**What this task involves:** Which lines of the data include the string "Yayın"? List them all.

**Supplied records:**

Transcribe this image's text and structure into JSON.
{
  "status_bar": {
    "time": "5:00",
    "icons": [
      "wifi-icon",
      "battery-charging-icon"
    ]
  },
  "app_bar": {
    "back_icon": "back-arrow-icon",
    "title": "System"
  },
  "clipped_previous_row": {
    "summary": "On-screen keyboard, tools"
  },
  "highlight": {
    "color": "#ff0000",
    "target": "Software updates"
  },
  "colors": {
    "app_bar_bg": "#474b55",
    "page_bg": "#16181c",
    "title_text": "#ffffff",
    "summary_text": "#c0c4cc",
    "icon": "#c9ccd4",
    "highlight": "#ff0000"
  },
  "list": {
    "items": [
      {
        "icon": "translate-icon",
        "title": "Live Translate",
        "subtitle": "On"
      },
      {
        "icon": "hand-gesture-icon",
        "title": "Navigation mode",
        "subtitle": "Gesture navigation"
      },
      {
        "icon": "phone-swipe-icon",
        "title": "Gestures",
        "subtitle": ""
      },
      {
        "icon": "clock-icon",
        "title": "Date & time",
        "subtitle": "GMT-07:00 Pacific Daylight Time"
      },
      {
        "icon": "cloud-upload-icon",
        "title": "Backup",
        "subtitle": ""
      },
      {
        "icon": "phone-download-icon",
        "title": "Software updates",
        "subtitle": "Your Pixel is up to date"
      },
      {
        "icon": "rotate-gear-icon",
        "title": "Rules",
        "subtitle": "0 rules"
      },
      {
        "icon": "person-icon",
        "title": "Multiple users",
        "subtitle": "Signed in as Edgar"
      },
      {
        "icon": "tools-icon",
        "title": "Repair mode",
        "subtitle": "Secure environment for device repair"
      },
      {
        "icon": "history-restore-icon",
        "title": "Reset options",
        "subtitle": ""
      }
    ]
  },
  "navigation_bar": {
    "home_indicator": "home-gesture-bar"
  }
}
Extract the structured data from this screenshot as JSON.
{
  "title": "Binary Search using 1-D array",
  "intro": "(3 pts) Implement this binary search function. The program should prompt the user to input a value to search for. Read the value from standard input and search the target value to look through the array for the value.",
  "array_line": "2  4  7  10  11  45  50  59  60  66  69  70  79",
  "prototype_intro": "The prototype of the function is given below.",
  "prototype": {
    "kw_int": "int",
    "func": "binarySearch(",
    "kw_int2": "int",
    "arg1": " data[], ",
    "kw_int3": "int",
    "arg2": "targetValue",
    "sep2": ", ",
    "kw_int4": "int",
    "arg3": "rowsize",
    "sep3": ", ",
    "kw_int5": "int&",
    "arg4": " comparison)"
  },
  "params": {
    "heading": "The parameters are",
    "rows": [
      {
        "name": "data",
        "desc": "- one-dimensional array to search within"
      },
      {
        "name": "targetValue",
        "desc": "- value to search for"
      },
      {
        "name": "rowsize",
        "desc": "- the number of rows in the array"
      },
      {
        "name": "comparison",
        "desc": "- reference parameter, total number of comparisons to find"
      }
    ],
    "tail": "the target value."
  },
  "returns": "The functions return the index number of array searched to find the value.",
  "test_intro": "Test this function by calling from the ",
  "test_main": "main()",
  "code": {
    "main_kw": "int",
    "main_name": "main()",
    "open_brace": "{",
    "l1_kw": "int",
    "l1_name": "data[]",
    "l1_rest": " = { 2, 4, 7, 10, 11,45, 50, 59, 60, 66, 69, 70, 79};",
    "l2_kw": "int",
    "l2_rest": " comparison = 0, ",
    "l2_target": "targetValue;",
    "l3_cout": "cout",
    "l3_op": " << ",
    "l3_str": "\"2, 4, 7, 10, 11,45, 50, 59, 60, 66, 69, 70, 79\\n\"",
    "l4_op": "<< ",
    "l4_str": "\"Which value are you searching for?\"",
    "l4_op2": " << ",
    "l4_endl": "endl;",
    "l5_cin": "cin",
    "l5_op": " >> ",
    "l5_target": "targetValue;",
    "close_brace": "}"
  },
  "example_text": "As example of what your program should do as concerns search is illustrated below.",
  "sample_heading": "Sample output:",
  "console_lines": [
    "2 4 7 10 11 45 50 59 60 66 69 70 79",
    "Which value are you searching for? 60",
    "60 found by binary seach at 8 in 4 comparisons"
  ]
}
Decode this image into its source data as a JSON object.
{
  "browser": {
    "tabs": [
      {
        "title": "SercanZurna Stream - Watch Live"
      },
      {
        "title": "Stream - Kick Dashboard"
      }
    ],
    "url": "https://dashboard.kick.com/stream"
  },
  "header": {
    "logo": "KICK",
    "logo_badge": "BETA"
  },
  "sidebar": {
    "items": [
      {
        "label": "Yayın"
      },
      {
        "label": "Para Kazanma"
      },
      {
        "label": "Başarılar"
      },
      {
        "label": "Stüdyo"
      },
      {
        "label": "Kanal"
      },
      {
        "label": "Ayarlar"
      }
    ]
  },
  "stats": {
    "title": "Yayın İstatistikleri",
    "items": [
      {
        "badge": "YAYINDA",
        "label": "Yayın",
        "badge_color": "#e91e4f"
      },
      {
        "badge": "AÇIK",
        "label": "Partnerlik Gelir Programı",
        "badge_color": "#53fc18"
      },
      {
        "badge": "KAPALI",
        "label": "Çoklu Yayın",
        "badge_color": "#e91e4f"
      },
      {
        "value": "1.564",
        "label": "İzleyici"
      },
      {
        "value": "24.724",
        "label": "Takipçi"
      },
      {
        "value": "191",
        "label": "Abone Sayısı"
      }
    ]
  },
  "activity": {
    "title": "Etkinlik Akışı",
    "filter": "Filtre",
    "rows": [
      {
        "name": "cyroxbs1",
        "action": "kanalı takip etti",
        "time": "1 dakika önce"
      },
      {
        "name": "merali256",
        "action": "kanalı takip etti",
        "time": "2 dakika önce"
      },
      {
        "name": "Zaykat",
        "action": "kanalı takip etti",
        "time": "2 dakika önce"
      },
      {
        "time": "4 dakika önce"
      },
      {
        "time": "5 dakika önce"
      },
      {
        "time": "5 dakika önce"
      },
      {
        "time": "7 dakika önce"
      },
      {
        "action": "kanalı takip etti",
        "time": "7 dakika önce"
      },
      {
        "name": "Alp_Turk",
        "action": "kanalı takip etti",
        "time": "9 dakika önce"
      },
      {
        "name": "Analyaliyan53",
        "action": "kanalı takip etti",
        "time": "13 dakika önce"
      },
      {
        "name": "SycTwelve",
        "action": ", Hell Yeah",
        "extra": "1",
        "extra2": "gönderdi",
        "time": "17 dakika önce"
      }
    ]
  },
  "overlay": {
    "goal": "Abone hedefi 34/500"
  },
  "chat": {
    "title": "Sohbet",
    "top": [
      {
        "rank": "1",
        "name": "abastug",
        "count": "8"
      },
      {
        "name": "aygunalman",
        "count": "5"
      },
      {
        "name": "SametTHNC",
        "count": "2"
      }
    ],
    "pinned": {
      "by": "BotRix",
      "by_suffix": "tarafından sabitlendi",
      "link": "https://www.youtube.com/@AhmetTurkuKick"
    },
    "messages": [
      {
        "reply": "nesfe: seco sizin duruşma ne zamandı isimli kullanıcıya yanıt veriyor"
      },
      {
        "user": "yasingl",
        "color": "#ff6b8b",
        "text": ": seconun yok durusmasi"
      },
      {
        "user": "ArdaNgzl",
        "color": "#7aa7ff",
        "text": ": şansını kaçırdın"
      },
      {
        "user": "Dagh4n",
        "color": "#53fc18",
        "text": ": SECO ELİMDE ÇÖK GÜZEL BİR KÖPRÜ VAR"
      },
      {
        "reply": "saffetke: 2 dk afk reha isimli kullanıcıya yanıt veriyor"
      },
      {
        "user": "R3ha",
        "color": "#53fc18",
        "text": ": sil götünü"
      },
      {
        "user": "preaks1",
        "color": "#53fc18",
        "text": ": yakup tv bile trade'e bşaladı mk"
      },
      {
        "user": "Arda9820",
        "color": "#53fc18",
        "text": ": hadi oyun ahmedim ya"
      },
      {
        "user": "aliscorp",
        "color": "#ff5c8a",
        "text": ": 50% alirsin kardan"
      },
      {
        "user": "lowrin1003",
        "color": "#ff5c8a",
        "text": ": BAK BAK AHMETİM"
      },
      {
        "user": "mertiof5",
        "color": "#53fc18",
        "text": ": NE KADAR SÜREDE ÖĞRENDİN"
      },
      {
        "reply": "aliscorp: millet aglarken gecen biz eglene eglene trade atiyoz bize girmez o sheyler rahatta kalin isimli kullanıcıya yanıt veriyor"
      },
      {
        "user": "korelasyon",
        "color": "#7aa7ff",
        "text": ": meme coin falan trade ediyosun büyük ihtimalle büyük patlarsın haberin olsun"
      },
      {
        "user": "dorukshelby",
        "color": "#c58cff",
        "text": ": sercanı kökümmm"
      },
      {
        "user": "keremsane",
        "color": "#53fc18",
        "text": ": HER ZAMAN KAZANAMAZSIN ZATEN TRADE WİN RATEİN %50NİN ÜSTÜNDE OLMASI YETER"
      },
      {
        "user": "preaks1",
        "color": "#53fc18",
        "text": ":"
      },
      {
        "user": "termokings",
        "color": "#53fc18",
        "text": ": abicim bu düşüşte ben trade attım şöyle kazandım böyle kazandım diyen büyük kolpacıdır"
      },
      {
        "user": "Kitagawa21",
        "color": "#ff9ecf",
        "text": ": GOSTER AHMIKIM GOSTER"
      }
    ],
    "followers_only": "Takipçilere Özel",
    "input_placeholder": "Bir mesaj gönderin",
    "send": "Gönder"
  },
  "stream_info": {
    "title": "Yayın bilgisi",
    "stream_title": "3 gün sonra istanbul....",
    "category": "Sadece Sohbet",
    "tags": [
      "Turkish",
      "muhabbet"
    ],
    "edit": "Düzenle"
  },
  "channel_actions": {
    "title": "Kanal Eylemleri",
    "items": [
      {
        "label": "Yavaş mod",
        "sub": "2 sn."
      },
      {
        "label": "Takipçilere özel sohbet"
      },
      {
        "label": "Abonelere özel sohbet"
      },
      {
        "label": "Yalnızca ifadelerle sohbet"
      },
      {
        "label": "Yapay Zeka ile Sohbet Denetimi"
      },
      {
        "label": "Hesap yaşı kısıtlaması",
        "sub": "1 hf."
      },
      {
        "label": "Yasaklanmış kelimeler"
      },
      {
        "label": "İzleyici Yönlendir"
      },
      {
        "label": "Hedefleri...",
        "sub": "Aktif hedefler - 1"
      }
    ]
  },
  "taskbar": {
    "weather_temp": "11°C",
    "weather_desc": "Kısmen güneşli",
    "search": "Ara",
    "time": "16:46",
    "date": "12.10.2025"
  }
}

**Answer section:**
        "label": "Yayın"
    "title": "Yayın İstatistikleri",
        "label": "Yayın",
        "label": "Çoklu Yayın",
    "title": "Yayın bilgisi",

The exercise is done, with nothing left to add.